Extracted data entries
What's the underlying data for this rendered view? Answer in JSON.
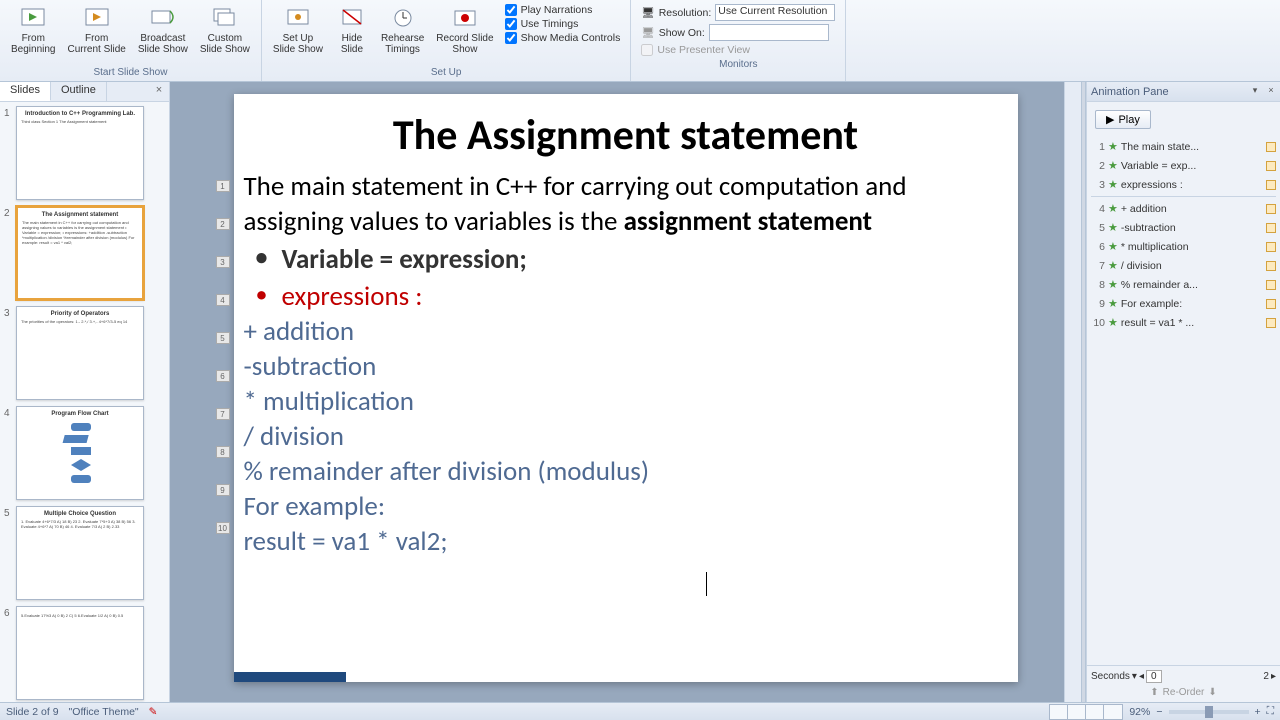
{
  "ribbon": {
    "groups": {
      "start": {
        "label": "Start Slide Show",
        "from_beginning": "From\nBeginning",
        "from_current": "From\nCurrent Slide",
        "broadcast": "Broadcast\nSlide Show",
        "custom": "Custom\nSlide Show"
      },
      "setup": {
        "label": "Set Up",
        "setup_show": "Set Up\nSlide Show",
        "hide_slide": "Hide\nSlide",
        "rehearse": "Rehearse\nTimings",
        "record": "Record Slide\nShow",
        "play_narrations": "Play Narrations",
        "use_timings": "Use Timings",
        "show_media": "Show Media Controls"
      },
      "monitors": {
        "label": "Monitors",
        "resolution_label": "Resolution:",
        "resolution_value": "Use Current Resolution",
        "show_on_label": "Show On:",
        "presenter_view": "Use Presenter View"
      }
    }
  },
  "slides_panel": {
    "tab_slides": "Slides",
    "tab_outline": "Outline",
    "thumbs": [
      {
        "num": "1",
        "title": "Introduction to C++\nProgramming Lab.",
        "body": "Third class Section 1\nThe Assignment statement"
      },
      {
        "num": "2",
        "title": "The Assignment statement",
        "body": "The main statement in C++ for carrying out computation and assigning values to variables is the assignment statement\n• Variable = expression;\n• expressions:\n+addition\n-subtraction\n*multiplication\n/division\n%remainder after division (modulus)\nFor example:\nresult = va1 * val2;"
      },
      {
        "num": "3",
        "title": "Priority of Operators",
        "body": "The priorities of the operators:\n1.-\n2.*,/\n3.+,-\n\n4+6*7/3-5 eq 14"
      },
      {
        "num": "4",
        "title": "Program Flow Chart",
        "body": ""
      },
      {
        "num": "5",
        "title": "Multiple Choice Question",
        "body": "1. Evaluate 4+6*7/3\nA) 18\nB) 23\n2. Evaluate 7*5+3\nA) 38\nB) 56\n3. Evaluate 4+6*7\nA) 70\nB) 46\n4. Evaluate 7/3\nA) 2\nB) 2.33"
      },
      {
        "num": "6",
        "title": "",
        "body": "5.Evaluate 17%3\nA) 0\nB) 2\nC) 5\n6.Evaluate 1/2\nA) 0\nB) 0.5"
      }
    ]
  },
  "slide": {
    "title": "The Assignment statement",
    "p1_a": "The main statement in C++ for carrying out computation and assigning values to variables is the ",
    "p1_b": "assignment statement",
    "bullet1": "Variable = expression;",
    "bullet2": "expressions :",
    "op1": "+ addition",
    "op2": "-subtraction",
    "op3": "* multiplication",
    "op4": "/ division",
    "op5": "% remainder after division (modulus)",
    "ex1": "For example:",
    "ex2": "result = va1 * val2;",
    "markers": [
      "1",
      "2",
      "3",
      "4",
      "5",
      "6",
      "7",
      "8",
      "9",
      "10"
    ]
  },
  "anim_pane": {
    "title": "Animation Pane",
    "play": "Play",
    "items": [
      {
        "n": "1",
        "label": "The main state..."
      },
      {
        "n": "2",
        "label": "Variable = exp..."
      },
      {
        "n": "3",
        "label": "expressions :"
      },
      {
        "n": "4",
        "label": "+ addition"
      },
      {
        "n": "5",
        "label": "-subtraction"
      },
      {
        "n": "6",
        "label": "* multiplication"
      },
      {
        "n": "7",
        "label": "/ division"
      },
      {
        "n": "8",
        "label": "% remainder a..."
      },
      {
        "n": "9",
        "label": "For example:"
      },
      {
        "n": "10",
        "label": "result = va1 * ..."
      }
    ],
    "seconds_label": "Seconds",
    "tl_start": "0",
    "tl_end": "2",
    "reorder": "Re-Order"
  },
  "status": {
    "slide_info": "Slide 2 of 9",
    "theme": "\"Office Theme\"",
    "zoom": "92%"
  }
}
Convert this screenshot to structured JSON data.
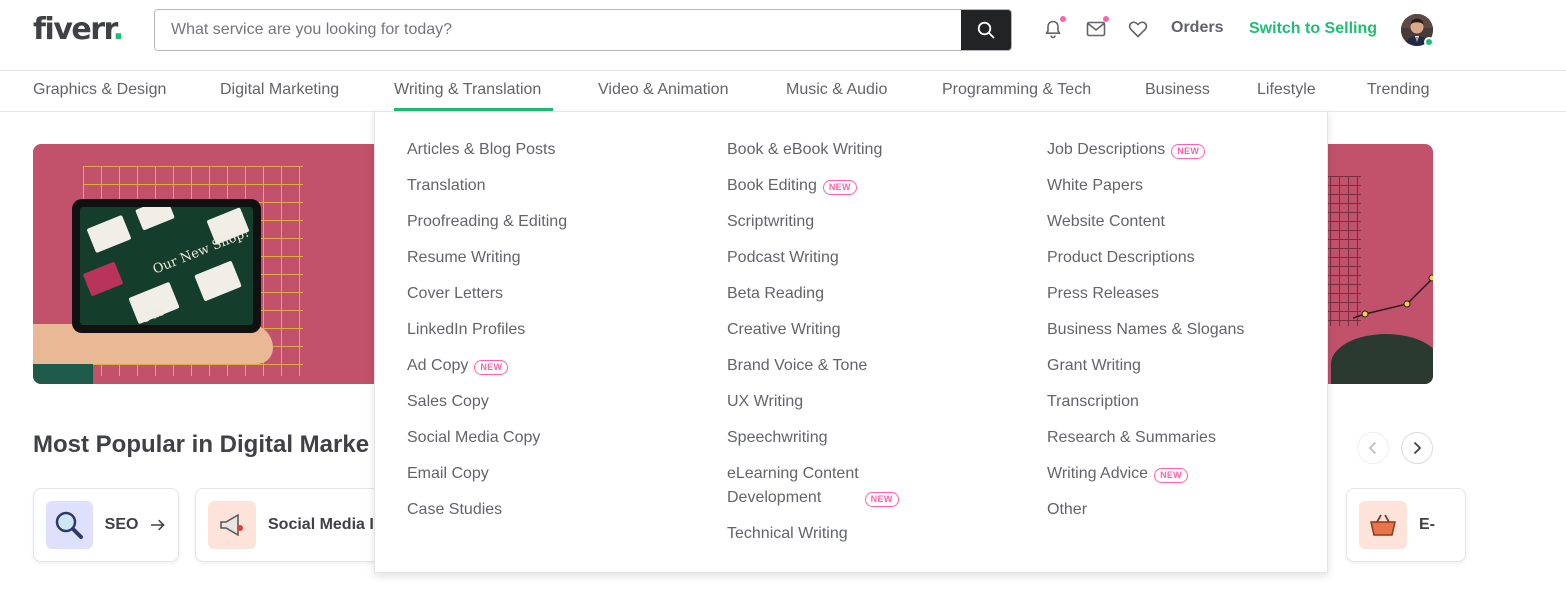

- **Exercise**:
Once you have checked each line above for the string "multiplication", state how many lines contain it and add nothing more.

- **Completed exercise**:
3